Comments: Oh, man, I wrote this one a loooong time ago! (Almost 15 years, I would guess.) I just stumbled across it the other day when cleaning out my computer. Dusted it off, gave it little polishing, and here it is. Enjoy!


Hektor, Seeing (Audio)

I’ve been practicing reading my work—a misleading term because I feel it’s more like performing, almost acting. No, it is performing. Even though it isn’t acting. Maybe live voice acting, or something close. I actually have a lot to say on the subject, but I’ll save that for another post. (Tl;dr: simply reading is boring; adding gravitas to words produces “poet voice,” which is silly; you need to express—act—the emotions of the work.)(Tl;dr the tl;dr: feel the emotions in your body, let them out in your voice.)

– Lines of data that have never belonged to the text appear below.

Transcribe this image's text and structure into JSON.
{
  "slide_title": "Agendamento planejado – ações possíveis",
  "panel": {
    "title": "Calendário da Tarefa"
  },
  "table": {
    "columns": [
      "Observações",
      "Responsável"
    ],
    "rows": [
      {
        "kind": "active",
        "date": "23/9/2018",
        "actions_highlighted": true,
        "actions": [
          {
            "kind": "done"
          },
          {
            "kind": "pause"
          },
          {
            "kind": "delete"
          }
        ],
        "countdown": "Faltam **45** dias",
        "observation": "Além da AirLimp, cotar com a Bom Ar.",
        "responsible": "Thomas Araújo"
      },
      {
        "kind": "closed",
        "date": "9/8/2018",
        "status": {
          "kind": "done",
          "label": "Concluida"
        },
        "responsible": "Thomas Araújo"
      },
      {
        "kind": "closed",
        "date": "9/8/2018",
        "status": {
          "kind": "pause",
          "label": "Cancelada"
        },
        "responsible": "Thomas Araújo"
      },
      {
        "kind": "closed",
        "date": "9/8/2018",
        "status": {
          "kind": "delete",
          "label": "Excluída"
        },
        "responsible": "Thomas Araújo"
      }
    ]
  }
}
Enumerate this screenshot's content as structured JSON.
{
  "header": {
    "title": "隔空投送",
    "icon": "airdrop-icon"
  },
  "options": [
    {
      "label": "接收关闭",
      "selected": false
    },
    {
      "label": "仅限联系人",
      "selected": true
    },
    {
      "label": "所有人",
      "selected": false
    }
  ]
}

Instead, right now I’m just going to share a quick practice recording that I did for a friend. It needs work (e.g., on the plosives), but it isn’t half bad. In fact, I daresay it’s a damn sight better than most of what you’ll encounter at poetry readings across the anglophone world. (Just to be clear, I’m not talking about content—amazing poems can be read poorly, and poor poems can be read really well. I’m talking only about how the content is presented vocally.)

Here it is.